→ Work instructions: Please reproduce the listing word for word. Pictures stay out.

→ Data provided:
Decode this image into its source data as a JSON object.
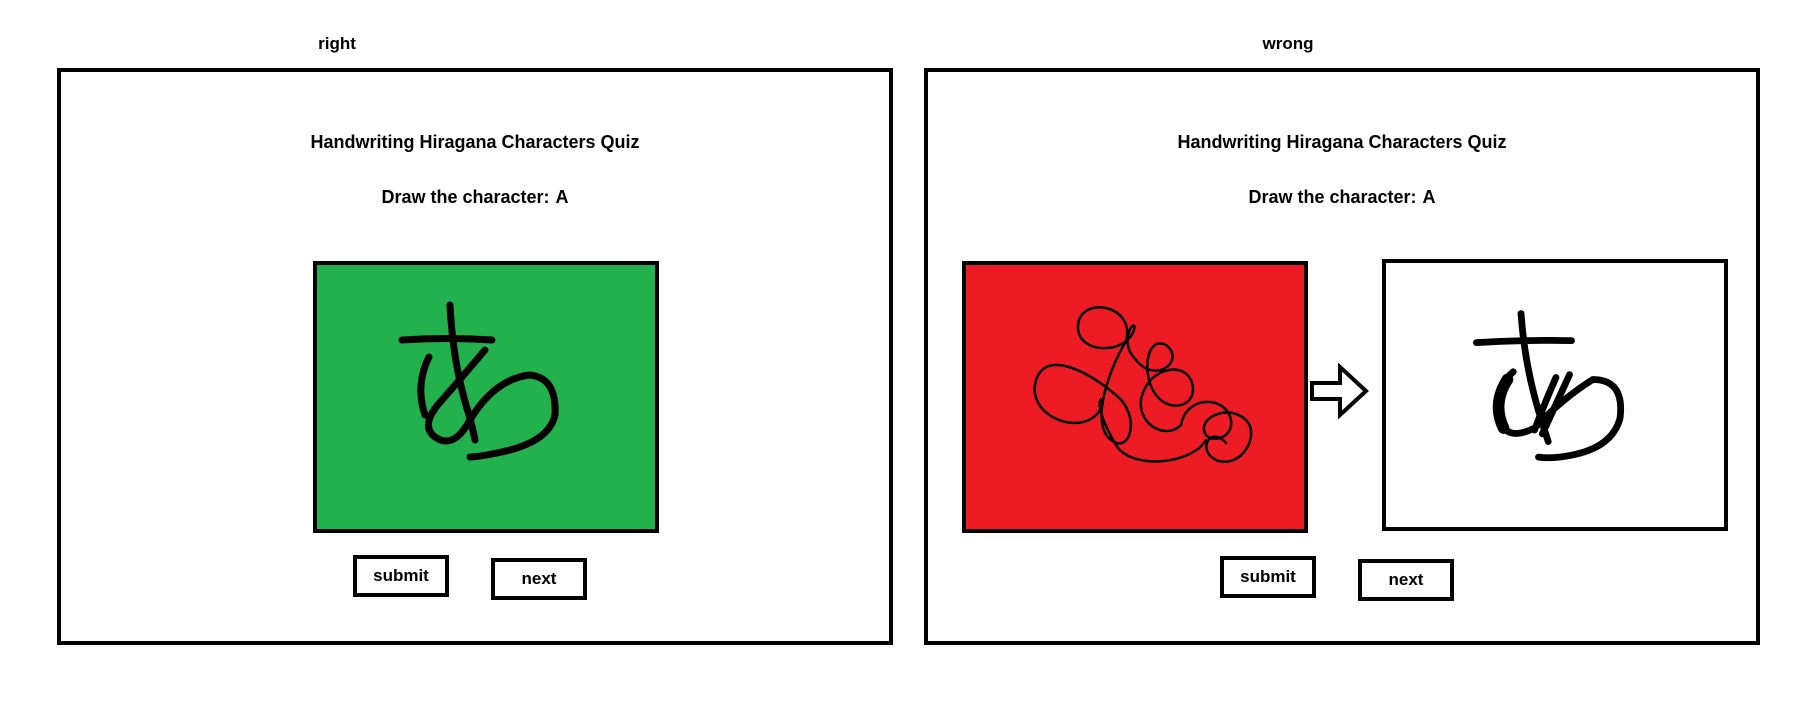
{
  "scenarios": {
    "right": {
      "label": "right",
      "title": "Handwriting Hiragana Characters Quiz",
      "prompt_label": "Draw the character:",
      "prompt_target": "A",
      "canvas_color": "#22b14c",
      "submit_label": "submit",
      "next_label": "next"
    },
    "wrong": {
      "label": "wrong",
      "title": "Handwriting Hiragana Characters Quiz",
      "prompt_label": "Draw the character:",
      "prompt_target": "A",
      "canvas_color": "#ed1c24",
      "answer_canvas_color": "#ffffff",
      "submit_label": "submit",
      "next_label": "next"
    }
  },
  "icons": {
    "arrow": "arrow-right-icon"
  }
}
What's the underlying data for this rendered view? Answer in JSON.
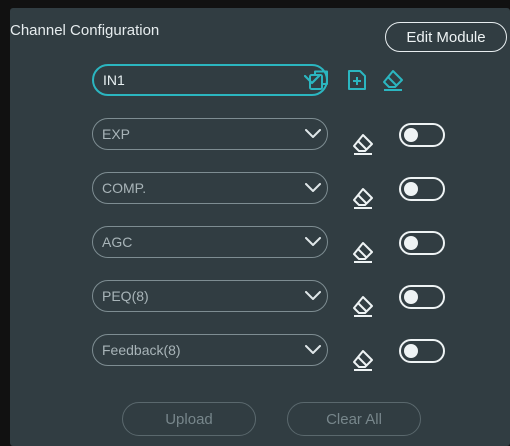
{
  "panel": {
    "title": "Channel Configuration",
    "edit_module_label": "Edit Module"
  },
  "channel_select": {
    "value": "IN1",
    "icons": [
      "copy-icon",
      "add-file-icon",
      "eraser-icon"
    ]
  },
  "modules": [
    {
      "label": "EXP",
      "enabled": false
    },
    {
      "label": "COMP.",
      "enabled": false
    },
    {
      "label": "AGC",
      "enabled": false
    },
    {
      "label": "PEQ(8)",
      "enabled": false
    },
    {
      "label": "Feedback(8)",
      "enabled": false
    }
  ],
  "footer": {
    "upload_label": "Upload",
    "clear_all_label": "Clear All"
  },
  "colors": {
    "panel_bg": "#313d42",
    "accent": "#2bb6c0",
    "text": "#e6ecee",
    "muted": "#a8b4b8"
  }
}
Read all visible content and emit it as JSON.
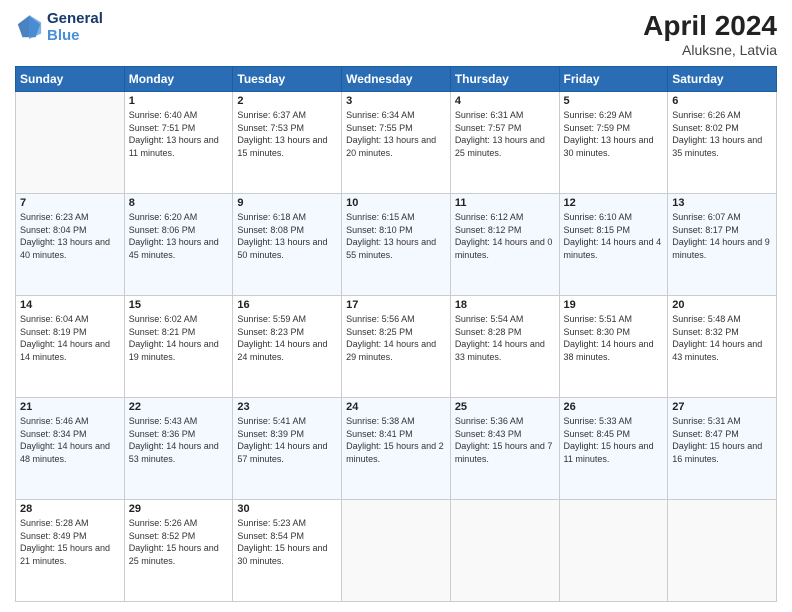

→ Your solution:
Decode this image into its source data as a JSON object.
{
  "scenarios": {
    "right": {
      "label": "right",
      "title": "Handwriting Hiragana Characters Quiz",
      "prompt_label": "Draw the character:",
      "prompt_target": "A",
      "canvas_color": "#22b14c",
      "submit_label": "submit",
      "next_label": "next"
    },
    "wrong": {
      "label": "wrong",
      "title": "Handwriting Hiragana Characters Quiz",
      "prompt_label": "Draw the character:",
      "prompt_target": "A",
      "canvas_color": "#ed1c24",
      "answer_canvas_color": "#ffffff",
      "submit_label": "submit",
      "next_label": "next"
    }
  },
  "icons": {
    "arrow": "arrow-right-icon"
  }
}
What's the underlying data for this rendered view? Answer in JSON.
{
  "panel": {
    "title": "Channel Configuration",
    "edit_module_label": "Edit Module"
  },
  "channel_select": {
    "value": "IN1",
    "icons": [
      "copy-icon",
      "add-file-icon",
      "eraser-icon"
    ]
  },
  "modules": [
    {
      "label": "EXP",
      "enabled": false
    },
    {
      "label": "COMP.",
      "enabled": false
    },
    {
      "label": "AGC",
      "enabled": false
    },
    {
      "label": "PEQ(8)",
      "enabled": false
    },
    {
      "label": "Feedback(8)",
      "enabled": false
    }
  ],
  "footer": {
    "upload_label": "Upload",
    "clear_all_label": "Clear All"
  },
  "colors": {
    "panel_bg": "#313d42",
    "accent": "#2bb6c0",
    "text": "#e6ecee",
    "muted": "#a8b4b8"
  }
}
Read all visible content and emit it as JSON.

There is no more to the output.